A precise repetition of every line below is the required answer.

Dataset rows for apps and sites
━━━━━━
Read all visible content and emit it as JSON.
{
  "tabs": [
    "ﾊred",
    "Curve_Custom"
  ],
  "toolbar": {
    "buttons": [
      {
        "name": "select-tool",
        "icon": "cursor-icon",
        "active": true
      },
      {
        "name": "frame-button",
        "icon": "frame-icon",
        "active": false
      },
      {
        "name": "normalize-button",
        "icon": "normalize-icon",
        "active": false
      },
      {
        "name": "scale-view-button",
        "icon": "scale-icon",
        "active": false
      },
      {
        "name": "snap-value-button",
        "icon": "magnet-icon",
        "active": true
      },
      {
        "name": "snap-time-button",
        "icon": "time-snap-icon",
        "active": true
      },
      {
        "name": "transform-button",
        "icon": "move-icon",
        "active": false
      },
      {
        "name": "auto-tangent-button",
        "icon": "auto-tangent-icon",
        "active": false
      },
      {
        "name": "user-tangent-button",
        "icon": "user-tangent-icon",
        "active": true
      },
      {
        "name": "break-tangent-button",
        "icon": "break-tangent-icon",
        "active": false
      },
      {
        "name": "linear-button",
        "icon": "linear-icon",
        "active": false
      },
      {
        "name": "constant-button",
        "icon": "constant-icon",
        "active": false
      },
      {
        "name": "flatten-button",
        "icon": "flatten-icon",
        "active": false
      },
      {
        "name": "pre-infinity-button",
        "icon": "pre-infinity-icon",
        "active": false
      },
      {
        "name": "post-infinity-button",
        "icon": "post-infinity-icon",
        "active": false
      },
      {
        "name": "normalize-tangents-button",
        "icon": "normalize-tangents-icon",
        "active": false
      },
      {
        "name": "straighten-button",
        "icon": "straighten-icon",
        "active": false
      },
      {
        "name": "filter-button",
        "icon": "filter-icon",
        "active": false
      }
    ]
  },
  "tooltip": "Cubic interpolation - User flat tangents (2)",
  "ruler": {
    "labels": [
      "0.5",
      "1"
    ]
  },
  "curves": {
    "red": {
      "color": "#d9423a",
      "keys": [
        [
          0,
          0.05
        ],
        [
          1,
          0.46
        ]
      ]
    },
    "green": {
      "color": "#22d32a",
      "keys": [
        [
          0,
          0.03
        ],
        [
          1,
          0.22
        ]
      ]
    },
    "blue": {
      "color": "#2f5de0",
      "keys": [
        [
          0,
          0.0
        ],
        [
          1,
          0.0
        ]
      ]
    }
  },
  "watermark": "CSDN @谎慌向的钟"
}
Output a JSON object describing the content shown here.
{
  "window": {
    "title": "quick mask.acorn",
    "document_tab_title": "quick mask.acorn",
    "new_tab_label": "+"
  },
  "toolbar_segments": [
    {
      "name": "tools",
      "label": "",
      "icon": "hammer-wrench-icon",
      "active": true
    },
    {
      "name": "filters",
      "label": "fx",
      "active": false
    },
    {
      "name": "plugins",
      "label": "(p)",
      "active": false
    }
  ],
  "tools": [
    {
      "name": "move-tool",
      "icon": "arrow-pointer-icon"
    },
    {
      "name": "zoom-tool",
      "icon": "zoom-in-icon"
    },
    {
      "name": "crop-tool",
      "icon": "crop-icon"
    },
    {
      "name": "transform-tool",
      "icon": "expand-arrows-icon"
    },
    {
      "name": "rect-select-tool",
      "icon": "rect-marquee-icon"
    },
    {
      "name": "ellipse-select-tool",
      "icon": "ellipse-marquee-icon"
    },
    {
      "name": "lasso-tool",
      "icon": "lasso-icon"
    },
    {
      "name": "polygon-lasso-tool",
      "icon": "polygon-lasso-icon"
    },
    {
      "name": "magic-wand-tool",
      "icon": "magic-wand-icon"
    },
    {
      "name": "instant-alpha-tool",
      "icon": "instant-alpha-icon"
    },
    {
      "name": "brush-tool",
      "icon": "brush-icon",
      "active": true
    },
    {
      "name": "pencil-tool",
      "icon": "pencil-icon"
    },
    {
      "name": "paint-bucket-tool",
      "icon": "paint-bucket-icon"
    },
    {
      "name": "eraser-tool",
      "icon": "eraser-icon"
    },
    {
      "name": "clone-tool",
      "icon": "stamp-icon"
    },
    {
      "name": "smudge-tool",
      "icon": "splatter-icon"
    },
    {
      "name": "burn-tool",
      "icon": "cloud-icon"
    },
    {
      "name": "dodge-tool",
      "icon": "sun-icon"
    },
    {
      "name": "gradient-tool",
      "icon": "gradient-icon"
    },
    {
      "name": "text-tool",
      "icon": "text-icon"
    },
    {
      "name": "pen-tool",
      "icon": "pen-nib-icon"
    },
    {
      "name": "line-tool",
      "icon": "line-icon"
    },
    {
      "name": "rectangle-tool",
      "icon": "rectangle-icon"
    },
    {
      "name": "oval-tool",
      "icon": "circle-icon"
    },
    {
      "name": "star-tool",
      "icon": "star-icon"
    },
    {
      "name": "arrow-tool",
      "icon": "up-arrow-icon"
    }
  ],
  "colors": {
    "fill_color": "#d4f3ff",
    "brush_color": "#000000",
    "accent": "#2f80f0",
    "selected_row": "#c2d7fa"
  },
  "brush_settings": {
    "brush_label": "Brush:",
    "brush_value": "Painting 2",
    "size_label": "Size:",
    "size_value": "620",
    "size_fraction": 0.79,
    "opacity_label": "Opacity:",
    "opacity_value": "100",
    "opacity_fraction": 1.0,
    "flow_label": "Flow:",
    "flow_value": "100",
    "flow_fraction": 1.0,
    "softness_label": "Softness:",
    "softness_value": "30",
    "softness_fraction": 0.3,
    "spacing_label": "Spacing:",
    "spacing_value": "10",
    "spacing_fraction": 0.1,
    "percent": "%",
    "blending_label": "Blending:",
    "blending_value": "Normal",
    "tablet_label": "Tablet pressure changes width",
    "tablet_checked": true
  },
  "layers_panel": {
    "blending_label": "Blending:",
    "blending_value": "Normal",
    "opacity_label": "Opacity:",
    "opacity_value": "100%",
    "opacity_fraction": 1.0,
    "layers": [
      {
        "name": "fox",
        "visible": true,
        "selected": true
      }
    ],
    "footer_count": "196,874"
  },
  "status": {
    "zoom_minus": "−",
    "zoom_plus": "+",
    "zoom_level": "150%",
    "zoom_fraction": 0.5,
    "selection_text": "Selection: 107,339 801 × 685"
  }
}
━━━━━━
**Response box:**
Read all visible content and emit it as JSON.
{
  "tabs": [
    "ﾊred",
    "Curve_Custom"
  ],
  "toolbar": {
    "buttons": [
      {
        "name": "select-tool",
        "icon": "cursor-icon",
        "active": true
      },
      {
        "name": "frame-button",
        "icon": "frame-icon",
        "active": false
      },
      {
        "name": "normalize-button",
        "icon": "normalize-icon",
        "active": false
      },
      {
        "name": "scale-view-button",
        "icon": "scale-icon",
        "active": false
      },
      {
        "name": "snap-value-button",
        "icon": "magnet-icon",
        "active": true
      },
      {
        "name": "snap-time-button",
        "icon": "time-snap-icon",
        "active": true
      },
      {
        "name": "transform-button",
        "icon": "move-icon",
        "active": false
      },
      {
        "name": "auto-tangent-button",
        "icon": "auto-tangent-icon",
        "active": false
      },
      {
        "name": "user-tangent-button",
        "icon": "user-tangent-icon",
        "active": true
      },
      {
        "name": "break-tangent-button",
        "icon": "break-tangent-icon",
        "active": false
      },
      {
        "name": "linear-button",
        "icon": "linear-icon",
        "active": false
      },
      {
        "name": "constant-button",
        "icon": "constant-icon",
        "active": false
      },
      {
        "name": "flatten-button",
        "icon": "flatten-icon",
        "active": false
      },
      {
        "name": "pre-infinity-button",
        "icon": "pre-infinity-icon",
        "active": false
      },
      {
        "name": "post-infinity-button",
        "icon": "post-infinity-icon",
        "active": false
      },
      {
        "name": "normalize-tangents-button",
        "icon": "normalize-tangents-icon",
        "active": false
      },
      {
        "name": "straighten-button",
        "icon": "straighten-icon",
        "active": false
      },
      {
        "name": "filter-button",
        "icon": "filter-icon",
        "active": false
      }
    ]
  },
  "tooltip": "Cubic interpolation - User flat tangents (2)",
  "ruler": {
    "labels": [
      "0.5",
      "1"
    ]
  },
  "curves": {
    "red": {
      "color": "#d9423a",
      "keys": [
        [
          0,
          0.05
        ],
        [
          1,
          0.46
        ]
      ]
    },
    "green": {
      "color": "#22d32a",
      "keys": [
        [
          0,
          0.03
        ],
        [
          1,
          0.22
        ]
      ]
    },
    "blue": {
      "color": "#2f5de0",
      "keys": [
        [
          0,
          0.0
        ],
        [
          1,
          0.0
        ]
      ]
    }
  },
  "watermark": "CSDN @谎慌向的钟"
}
Output a JSON object describing the content shown here.
{
  "window": {
    "title": "quick mask.acorn",
    "document_tab_title": "quick mask.acorn",
    "new_tab_label": "+"
  },
  "toolbar_segments": [
    {
      "name": "tools",
      "label": "",
      "icon": "hammer-wrench-icon",
      "active": true
    },
    {
      "name": "filters",
      "label": "fx",
      "active": false
    },
    {
      "name": "plugins",
      "label": "(p)",
      "active": false
    }
  ],
  "tools": [
    {
      "name": "move-tool",
      "icon": "arrow-pointer-icon"
    },
    {
      "name": "zoom-tool",
      "icon": "zoom-in-icon"
    },
    {
      "name": "crop-tool",
      "icon": "crop-icon"
    },
    {
      "name": "transform-tool",
      "icon": "expand-arrows-icon"
    },
    {
      "name": "rect-select-tool",
      "icon": "rect-marquee-icon"
    },
    {
      "name": "ellipse-select-tool",
      "icon": "ellipse-marquee-icon"
    },
    {
      "name": "lasso-tool",
      "icon": "lasso-icon"
    },
    {
      "name": "polygon-lasso-tool",
      "icon": "polygon-lasso-icon"
    },
    {
      "name": "magic-wand-tool",
      "icon": "magic-wand-icon"
    },
    {
      "name": "instant-alpha-tool",
      "icon": "instant-alpha-icon"
    },
    {
      "name": "brush-tool",
      "icon": "brush-icon",
      "active": true
    },
    {
      "name": "pencil-tool",
      "icon": "pencil-icon"
    },
    {
      "name": "paint-bucket-tool",
      "icon": "paint-bucket-icon"
    },
    {
      "name": "eraser-tool",
      "icon": "eraser-icon"
    },
    {
      "name": "clone-tool",
      "icon": "stamp-icon"
    },
    {
      "name": "smudge-tool",
      "icon": "splatter-icon"
    },
    {
      "name": "burn-tool",
      "icon": "cloud-icon"
    },
    {
      "name": "dodge-tool",
      "icon": "sun-icon"
    },
    {
      "name": "gradient-tool",
      "icon": "gradient-icon"
    },
    {
      "name": "text-tool",
      "icon": "text-icon"
    },
    {
      "name": "pen-tool",
      "icon": "pen-nib-icon"
    },
    {
      "name": "line-tool",
      "icon": "line-icon"
    },
    {
      "name": "rectangle-tool",
      "icon": "rectangle-icon"
    },
    {
      "name": "oval-tool",
      "icon": "circle-icon"
    },
    {
      "name": "star-tool",
      "icon": "star-icon"
    },
    {
      "name": "arrow-tool",
      "icon": "up-arrow-icon"
    }
  ],
  "colors": {
    "fill_color": "#d4f3ff",
    "brush_color": "#000000",
    "accent": "#2f80f0",
    "selected_row": "#c2d7fa"
  },
  "brush_settings": {
    "brush_label": "Brush:",
    "brush_value": "Painting 2",
    "size_label": "Size:",
    "size_value": "620",
    "size_fraction": 0.79,
    "opacity_label": "Opacity:",
    "opacity_value": "100",
    "opacity_fraction": 1.0,
    "flow_label": "Flow:",
    "flow_value": "100",
    "flow_fraction": 1.0,
    "softness_label": "Softness:",
    "softness_value": "30",
    "softness_fraction": 0.3,
    "spacing_label": "Spacing:",
    "spacing_value": "10",
    "spacing_fraction": 0.1,
    "percent": "%",
    "blending_label": "Blending:",
    "blending_value": "Normal",
    "tablet_label": "Tablet pressure changes width",
    "tablet_checked": true
  },
  "layers_panel": {
    "blending_label": "Blending:",
    "blending_value": "Normal",
    "opacity_label": "Opacity:",
    "opacity_value": "100%",
    "opacity_fraction": 1.0,
    "layers": [
      {
        "name": "fox",
        "visible": true,
        "selected": true
      }
    ],
    "footer_count": "196,874"
  },
  "status": {
    "zoom_minus": "−",
    "zoom_plus": "+",
    "zoom_level": "150%",
    "zoom_fraction": 0.5,
    "selection_text": "Selection: 107,339 801 × 685"
  }
}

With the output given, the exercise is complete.